▸ HOW TO COMPLETE THIS TASK:
Give every entry again precisely as it appears.

▸ SUPPLIED MATERIAL:
##############################

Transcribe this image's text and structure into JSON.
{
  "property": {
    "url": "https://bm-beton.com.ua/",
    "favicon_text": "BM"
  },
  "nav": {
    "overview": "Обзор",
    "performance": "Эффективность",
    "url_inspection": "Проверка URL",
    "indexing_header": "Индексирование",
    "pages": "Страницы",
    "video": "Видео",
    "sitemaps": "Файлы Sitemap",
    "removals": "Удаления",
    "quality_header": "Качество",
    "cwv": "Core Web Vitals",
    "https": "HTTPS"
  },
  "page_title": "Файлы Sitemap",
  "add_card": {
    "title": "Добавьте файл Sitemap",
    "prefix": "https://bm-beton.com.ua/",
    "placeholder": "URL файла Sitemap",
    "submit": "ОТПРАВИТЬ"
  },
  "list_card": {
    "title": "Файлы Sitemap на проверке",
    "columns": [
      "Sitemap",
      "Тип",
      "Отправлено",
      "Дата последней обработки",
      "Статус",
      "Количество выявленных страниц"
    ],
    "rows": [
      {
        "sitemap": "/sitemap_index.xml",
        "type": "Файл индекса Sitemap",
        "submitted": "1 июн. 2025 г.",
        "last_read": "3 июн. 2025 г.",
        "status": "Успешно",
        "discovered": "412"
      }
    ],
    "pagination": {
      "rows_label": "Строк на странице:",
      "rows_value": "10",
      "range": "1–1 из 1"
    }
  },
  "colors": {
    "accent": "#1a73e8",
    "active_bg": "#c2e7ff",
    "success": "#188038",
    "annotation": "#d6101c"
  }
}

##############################

▸ EXPECTED OUTPUT:
Transcribe this image's text and structure into JSON.
{
  "property": {
    "url": "https://bm-beton.com.ua/",
    "favicon_text": "BM"
  },
  "nav": {
    "overview": "Обзор",
    "performance": "Эффективность",
    "url_inspection": "Проверка URL",
    "indexing_header": "Индексирование",
    "pages": "Страницы",
    "video": "Видео",
    "sitemaps": "Файлы Sitemap",
    "removals": "Удаления",
    "quality_header": "Качество",
    "cwv": "Core Web Vitals",
    "https": "HTTPS"
  },
  "page_title": "Файлы Sitemap",
  "add_card": {
    "title": "Добавьте файл Sitemap",
    "prefix": "https://bm-beton.com.ua/",
    "placeholder": "URL файла Sitemap",
    "submit": "ОТПРАВИТЬ"
  },
  "list_card": {
    "title": "Файлы Sitemap на проверке",
    "columns": [
      "Sitemap",
      "Тип",
      "Отправлено",
      "Дата последней обработки",
      "Статус",
      "Количество выявленных страниц"
    ],
    "rows": [
      {
        "sitemap": "/sitemap_index.xml",
        "type": "Файл индекса Sitemap",
        "submitted": "1 июн. 2025 г.",
        "last_read": "3 июн. 2025 г.",
        "status": "Успешно",
        "discovered": "412"
      }
    ],
    "pagination": {
      "rows_label": "Строк на странице:",
      "rows_value": "10",
      "range": "1–1 из 1"
    }
  },
  "colors": {
    "accent": "#1a73e8",
    "active_bg": "#c2e7ff",
    "success": "#188038",
    "annotation": "#d6101c"
  }
}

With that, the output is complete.